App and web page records
*** Begin section ***

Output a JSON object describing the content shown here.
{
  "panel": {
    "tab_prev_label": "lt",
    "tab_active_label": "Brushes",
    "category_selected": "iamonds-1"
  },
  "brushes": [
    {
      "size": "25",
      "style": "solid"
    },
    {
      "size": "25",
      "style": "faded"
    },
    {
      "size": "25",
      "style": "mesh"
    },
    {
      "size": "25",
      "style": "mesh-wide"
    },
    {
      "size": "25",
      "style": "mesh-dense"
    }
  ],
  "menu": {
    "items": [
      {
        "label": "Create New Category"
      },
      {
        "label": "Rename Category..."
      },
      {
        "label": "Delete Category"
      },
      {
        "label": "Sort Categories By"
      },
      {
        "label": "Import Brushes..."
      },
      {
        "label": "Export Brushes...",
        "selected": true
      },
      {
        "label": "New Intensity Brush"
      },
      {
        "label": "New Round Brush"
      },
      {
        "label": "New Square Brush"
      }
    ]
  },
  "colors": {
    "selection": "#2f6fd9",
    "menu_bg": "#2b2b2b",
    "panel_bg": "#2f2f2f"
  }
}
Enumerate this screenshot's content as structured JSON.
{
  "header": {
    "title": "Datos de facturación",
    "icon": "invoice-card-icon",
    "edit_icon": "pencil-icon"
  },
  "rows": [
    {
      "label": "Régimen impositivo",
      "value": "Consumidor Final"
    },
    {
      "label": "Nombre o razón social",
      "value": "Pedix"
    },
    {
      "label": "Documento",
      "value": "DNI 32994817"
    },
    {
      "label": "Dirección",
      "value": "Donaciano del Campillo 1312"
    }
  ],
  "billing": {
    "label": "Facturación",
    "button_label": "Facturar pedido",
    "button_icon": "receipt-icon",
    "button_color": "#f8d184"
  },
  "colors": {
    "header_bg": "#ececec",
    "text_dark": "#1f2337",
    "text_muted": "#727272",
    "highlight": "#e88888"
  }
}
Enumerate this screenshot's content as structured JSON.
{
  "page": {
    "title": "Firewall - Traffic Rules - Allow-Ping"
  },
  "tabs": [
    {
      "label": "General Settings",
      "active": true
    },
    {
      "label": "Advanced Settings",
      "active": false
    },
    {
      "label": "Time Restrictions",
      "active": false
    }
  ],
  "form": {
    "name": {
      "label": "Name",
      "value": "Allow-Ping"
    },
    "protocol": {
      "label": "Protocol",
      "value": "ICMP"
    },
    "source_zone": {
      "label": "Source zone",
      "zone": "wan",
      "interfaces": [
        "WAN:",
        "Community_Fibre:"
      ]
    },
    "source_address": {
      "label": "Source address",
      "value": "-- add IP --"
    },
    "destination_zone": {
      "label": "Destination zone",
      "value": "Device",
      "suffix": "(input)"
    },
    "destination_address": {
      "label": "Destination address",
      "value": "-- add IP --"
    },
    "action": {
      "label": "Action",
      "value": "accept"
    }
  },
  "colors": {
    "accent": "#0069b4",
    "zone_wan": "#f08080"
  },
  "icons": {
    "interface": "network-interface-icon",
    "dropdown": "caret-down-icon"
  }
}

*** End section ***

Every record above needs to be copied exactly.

Output a JSON object describing the content shown here.
{
  "panel": {
    "tab_prev_label": "lt",
    "tab_active_label": "Brushes",
    "category_selected": "iamonds-1"
  },
  "brushes": [
    {
      "size": "25",
      "style": "solid"
    },
    {
      "size": "25",
      "style": "faded"
    },
    {
      "size": "25",
      "style": "mesh"
    },
    {
      "size": "25",
      "style": "mesh-wide"
    },
    {
      "size": "25",
      "style": "mesh-dense"
    }
  ],
  "menu": {
    "items": [
      {
        "label": "Create New Category"
      },
      {
        "label": "Rename Category..."
      },
      {
        "label": "Delete Category"
      },
      {
        "label": "Sort Categories By"
      },
      {
        "label": "Import Brushes..."
      },
      {
        "label": "Export Brushes...",
        "selected": true
      },
      {
        "label": "New Intensity Brush"
      },
      {
        "label": "New Round Brush"
      },
      {
        "label": "New Square Brush"
      }
    ]
  },
  "colors": {
    "selection": "#2f6fd9",
    "menu_bg": "#2b2b2b",
    "panel_bg": "#2f2f2f"
  }
}
Enumerate this screenshot's content as structured JSON.
{
  "header": {
    "title": "Datos de facturación",
    "icon": "invoice-card-icon",
    "edit_icon": "pencil-icon"
  },
  "rows": [
    {
      "label": "Régimen impositivo",
      "value": "Consumidor Final"
    },
    {
      "label": "Nombre o razón social",
      "value": "Pedix"
    },
    {
      "label": "Documento",
      "value": "DNI 32994817"
    },
    {
      "label": "Dirección",
      "value": "Donaciano del Campillo 1312"
    }
  ],
  "billing": {
    "label": "Facturación",
    "button_label": "Facturar pedido",
    "button_icon": "receipt-icon",
    "button_color": "#f8d184"
  },
  "colors": {
    "header_bg": "#ececec",
    "text_dark": "#1f2337",
    "text_muted": "#727272",
    "highlight": "#e88888"
  }
}
Enumerate this screenshot's content as structured JSON.
{
  "page": {
    "title": "Firewall - Traffic Rules - Allow-Ping"
  },
  "tabs": [
    {
      "label": "General Settings",
      "active": true
    },
    {
      "label": "Advanced Settings",
      "active": false
    },
    {
      "label": "Time Restrictions",
      "active": false
    }
  ],
  "form": {
    "name": {
      "label": "Name",
      "value": "Allow-Ping"
    },
    "protocol": {
      "label": "Protocol",
      "value": "ICMP"
    },
    "source_zone": {
      "label": "Source zone",
      "zone": "wan",
      "interfaces": [
        "WAN:",
        "Community_Fibre:"
      ]
    },
    "source_address": {
      "label": "Source address",
      "value": "-- add IP --"
    },
    "destination_zone": {
      "label": "Destination zone",
      "value": "Device",
      "suffix": "(input)"
    },
    "destination_address": {
      "label": "Destination address",
      "value": "-- add IP --"
    },
    "action": {
      "label": "Action",
      "value": "accept"
    }
  },
  "colors": {
    "accent": "#0069b4",
    "zone_wan": "#f08080"
  },
  "icons": {
    "interface": "network-interface-icon",
    "dropdown": "caret-down-icon"
  }
}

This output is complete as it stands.